BRIEF:
The expected answer is the data below, retyped exactly.

EXCERPTED RECORDS:
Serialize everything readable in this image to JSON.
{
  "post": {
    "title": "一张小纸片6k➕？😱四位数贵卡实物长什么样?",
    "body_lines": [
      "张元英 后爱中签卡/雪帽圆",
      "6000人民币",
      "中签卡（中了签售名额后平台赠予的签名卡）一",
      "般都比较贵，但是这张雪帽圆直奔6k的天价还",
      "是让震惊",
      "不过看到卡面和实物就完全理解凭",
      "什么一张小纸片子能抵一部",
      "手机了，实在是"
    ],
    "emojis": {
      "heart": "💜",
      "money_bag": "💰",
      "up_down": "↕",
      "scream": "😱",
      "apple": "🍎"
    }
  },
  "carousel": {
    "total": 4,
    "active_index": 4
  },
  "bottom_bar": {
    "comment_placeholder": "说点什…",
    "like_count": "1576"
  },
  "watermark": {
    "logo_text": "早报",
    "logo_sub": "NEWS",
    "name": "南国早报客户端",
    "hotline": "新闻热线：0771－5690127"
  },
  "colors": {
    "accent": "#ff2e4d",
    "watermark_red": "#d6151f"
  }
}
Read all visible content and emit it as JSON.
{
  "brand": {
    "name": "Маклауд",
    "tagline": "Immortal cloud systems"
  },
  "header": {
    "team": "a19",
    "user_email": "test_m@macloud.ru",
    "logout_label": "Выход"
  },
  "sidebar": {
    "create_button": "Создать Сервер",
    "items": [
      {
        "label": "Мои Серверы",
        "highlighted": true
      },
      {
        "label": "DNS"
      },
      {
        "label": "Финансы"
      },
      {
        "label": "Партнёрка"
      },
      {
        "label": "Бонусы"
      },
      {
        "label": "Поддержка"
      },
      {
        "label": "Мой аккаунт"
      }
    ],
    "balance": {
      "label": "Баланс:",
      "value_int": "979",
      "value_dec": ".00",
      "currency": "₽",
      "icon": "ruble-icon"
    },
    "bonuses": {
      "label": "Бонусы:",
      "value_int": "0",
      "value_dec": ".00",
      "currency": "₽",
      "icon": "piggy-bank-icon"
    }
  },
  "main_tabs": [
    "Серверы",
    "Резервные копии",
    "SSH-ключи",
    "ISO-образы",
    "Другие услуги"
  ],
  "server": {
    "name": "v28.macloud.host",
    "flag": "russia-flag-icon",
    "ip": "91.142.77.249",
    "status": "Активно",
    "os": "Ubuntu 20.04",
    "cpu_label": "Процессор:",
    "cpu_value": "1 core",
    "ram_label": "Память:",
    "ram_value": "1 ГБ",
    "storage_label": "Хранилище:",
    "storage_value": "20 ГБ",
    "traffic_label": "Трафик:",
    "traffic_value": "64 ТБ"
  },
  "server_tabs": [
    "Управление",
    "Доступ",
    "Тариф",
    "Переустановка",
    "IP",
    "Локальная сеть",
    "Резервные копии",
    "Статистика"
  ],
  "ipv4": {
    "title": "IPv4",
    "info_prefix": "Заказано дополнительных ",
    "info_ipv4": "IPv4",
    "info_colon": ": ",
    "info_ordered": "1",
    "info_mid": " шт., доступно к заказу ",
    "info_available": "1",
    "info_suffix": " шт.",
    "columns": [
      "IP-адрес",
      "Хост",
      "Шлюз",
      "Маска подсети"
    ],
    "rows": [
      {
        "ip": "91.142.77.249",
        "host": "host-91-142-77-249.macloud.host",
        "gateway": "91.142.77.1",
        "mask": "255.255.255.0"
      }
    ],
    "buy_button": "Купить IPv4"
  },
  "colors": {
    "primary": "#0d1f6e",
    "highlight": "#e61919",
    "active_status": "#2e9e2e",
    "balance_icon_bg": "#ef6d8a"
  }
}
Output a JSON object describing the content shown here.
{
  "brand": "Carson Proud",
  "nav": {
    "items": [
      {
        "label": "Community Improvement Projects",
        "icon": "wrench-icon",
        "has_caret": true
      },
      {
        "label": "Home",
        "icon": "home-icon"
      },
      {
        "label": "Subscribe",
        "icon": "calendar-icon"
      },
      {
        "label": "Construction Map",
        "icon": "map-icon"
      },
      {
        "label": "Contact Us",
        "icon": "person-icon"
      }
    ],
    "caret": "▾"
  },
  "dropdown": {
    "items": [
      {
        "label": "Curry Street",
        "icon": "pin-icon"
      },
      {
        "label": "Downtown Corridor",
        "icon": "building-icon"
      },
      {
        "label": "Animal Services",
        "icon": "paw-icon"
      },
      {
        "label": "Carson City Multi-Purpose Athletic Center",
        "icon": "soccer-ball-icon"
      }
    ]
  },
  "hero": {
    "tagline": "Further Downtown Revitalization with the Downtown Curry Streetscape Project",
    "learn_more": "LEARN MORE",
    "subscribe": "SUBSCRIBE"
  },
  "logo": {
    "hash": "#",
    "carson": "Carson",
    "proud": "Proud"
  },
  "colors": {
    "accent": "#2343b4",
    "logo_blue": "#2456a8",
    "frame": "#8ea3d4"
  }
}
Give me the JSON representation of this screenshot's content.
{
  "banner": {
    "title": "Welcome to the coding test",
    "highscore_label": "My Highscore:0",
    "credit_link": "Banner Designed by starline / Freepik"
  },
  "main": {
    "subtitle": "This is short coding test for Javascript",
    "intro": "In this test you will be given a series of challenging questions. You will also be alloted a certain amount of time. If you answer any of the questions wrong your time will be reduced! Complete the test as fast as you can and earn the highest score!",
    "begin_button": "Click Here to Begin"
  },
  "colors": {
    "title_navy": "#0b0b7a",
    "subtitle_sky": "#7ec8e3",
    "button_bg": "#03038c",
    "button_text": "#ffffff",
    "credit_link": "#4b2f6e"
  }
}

TASK ANSWER:
Serialize everything readable in this image to JSON.
{
  "post": {
    "title": "一张小纸片6k➕？😱四位数贵卡实物长什么样?",
    "body_lines": [
      "张元英 后爱中签卡/雪帽圆",
      "6000人民币",
      "中签卡（中了签售名额后平台赠予的签名卡）一",
      "般都比较贵，但是这张雪帽圆直奔6k的天价还",
      "是让震惊",
      "不过看到卡面和实物就完全理解凭",
      "什么一张小纸片子能抵一部",
      "手机了，实在是"
    ],
    "emojis": {
      "heart": "💜",
      "money_bag": "💰",
      "up_down": "↕",
      "scream": "😱",
      "apple": "🍎"
    }
  },
  "carousel": {
    "total": 4,
    "active_index": 4
  },
  "bottom_bar": {
    "comment_placeholder": "说点什…",
    "like_count": "1576"
  },
  "watermark": {
    "logo_text": "早报",
    "logo_sub": "NEWS",
    "name": "南国早报客户端",
    "hotline": "新闻热线：0771－5690127"
  },
  "colors": {
    "accent": "#ff2e4d",
    "watermark_red": "#d6151f"
  }
}
Read all visible content and emit it as JSON.
{
  "brand": {
    "name": "Маклауд",
    "tagline": "Immortal cloud systems"
  },
  "header": {
    "team": "a19",
    "user_email": "test_m@macloud.ru",
    "logout_label": "Выход"
  },
  "sidebar": {
    "create_button": "Создать Сервер",
    "items": [
      {
        "label": "Мои Серверы",
        "highlighted": true
      },
      {
        "label": "DNS"
      },
      {
        "label": "Финансы"
      },
      {
        "label": "Партнёрка"
      },
      {
        "label": "Бонусы"
      },
      {
        "label": "Поддержка"
      },
      {
        "label": "Мой аккаунт"
      }
    ],
    "balance": {
      "label": "Баланс:",
      "value_int": "979",
      "value_dec": ".00",
      "currency": "₽",
      "icon": "ruble-icon"
    },
    "bonuses": {
      "label": "Бонусы:",
      "value_int": "0",
      "value_dec": ".00",
      "currency": "₽",
      "icon": "piggy-bank-icon"
    }
  },
  "main_tabs": [
    "Серверы",
    "Резервные копии",
    "SSH-ключи",
    "ISO-образы",
    "Другие услуги"
  ],
  "server": {
    "name": "v28.macloud.host",
    "flag": "russia-flag-icon",
    "ip": "91.142.77.249",
    "status": "Активно",
    "os": "Ubuntu 20.04",
    "cpu_label": "Процессор:",
    "cpu_value": "1 core",
    "ram_label": "Память:",
    "ram_value": "1 ГБ",
    "storage_label": "Хранилище:",
    "storage_value": "20 ГБ",
    "traffic_label": "Трафик:",
    "traffic_value": "64 ТБ"
  },
  "server_tabs": [
    "Управление",
    "Доступ",
    "Тариф",
    "Переустановка",
    "IP",
    "Локальная сеть",
    "Резервные копии",
    "Статистика"
  ],
  "ipv4": {
    "title": "IPv4",
    "info_prefix": "Заказано дополнительных ",
    "info_ipv4": "IPv4",
    "info_colon": ": ",
    "info_ordered": "1",
    "info_mid": " шт., доступно к заказу ",
    "info_available": "1",
    "info_suffix": " шт.",
    "columns": [
      "IP-адрес",
      "Хост",
      "Шлюз",
      "Маска подсети"
    ],
    "rows": [
      {
        "ip": "91.142.77.249",
        "host": "host-91-142-77-249.macloud.host",
        "gateway": "91.142.77.1",
        "mask": "255.255.255.0"
      }
    ],
    "buy_button": "Купить IPv4"
  },
  "colors": {
    "primary": "#0d1f6e",
    "highlight": "#e61919",
    "active_status": "#2e9e2e",
    "balance_icon_bg": "#ef6d8a"
  }
}
Output a JSON object describing the content shown here.
{
  "brand": "Carson Proud",
  "nav": {
    "items": [
      {
        "label": "Community Improvement Projects",
        "icon": "wrench-icon",
        "has_caret": true
      },
      {
        "label": "Home",
        "icon": "home-icon"
      },
      {
        "label": "Subscribe",
        "icon": "calendar-icon"
      },
      {
        "label": "Construction Map",
        "icon": "map-icon"
      },
      {
        "label": "Contact Us",
        "icon": "person-icon"
      }
    ],
    "caret": "▾"
  },
  "dropdown": {
    "items": [
      {
        "label": "Curry Street",
        "icon": "pin-icon"
      },
      {
        "label": "Downtown Corridor",
        "icon": "building-icon"
      },
      {
        "label": "Animal Services",
        "icon": "paw-icon"
      },
      {
        "label": "Carson City Multi-Purpose Athletic Center",
        "icon": "soccer-ball-icon"
      }
    ]
  },
  "hero": {
    "tagline": "Further Downtown Revitalization with the Downtown Curry Streetscape Project",
    "learn_more": "LEARN MORE",
    "subscribe": "SUBSCRIBE"
  },
  "logo": {
    "hash": "#",
    "carson": "Carson",
    "proud": "Proud"
  },
  "colors": {
    "accent": "#2343b4",
    "logo_blue": "#2456a8",
    "frame": "#8ea3d4"
  }
}
Give me the JSON representation of this screenshot's content.
{
  "banner": {
    "title": "Welcome to the coding test",
    "highscore_label": "My Highscore:0",
    "credit_link": "Banner Designed by starline / Freepik"
  },
  "main": {
    "subtitle": "This is short coding test for Javascript",
    "intro": "In this test you will be given a series of challenging questions. You will also be alloted a certain amount of time. If you answer any of the questions wrong your time will be reduced! Complete the test as fast as you can and earn the highest score!",
    "begin_button": "Click Here to Begin"
  },
  "colors": {
    "title_navy": "#0b0b7a",
    "subtitle_sky": "#7ec8e3",
    "button_bg": "#03038c",
    "button_text": "#ffffff",
    "credit_link": "#4b2f6e"
  }
}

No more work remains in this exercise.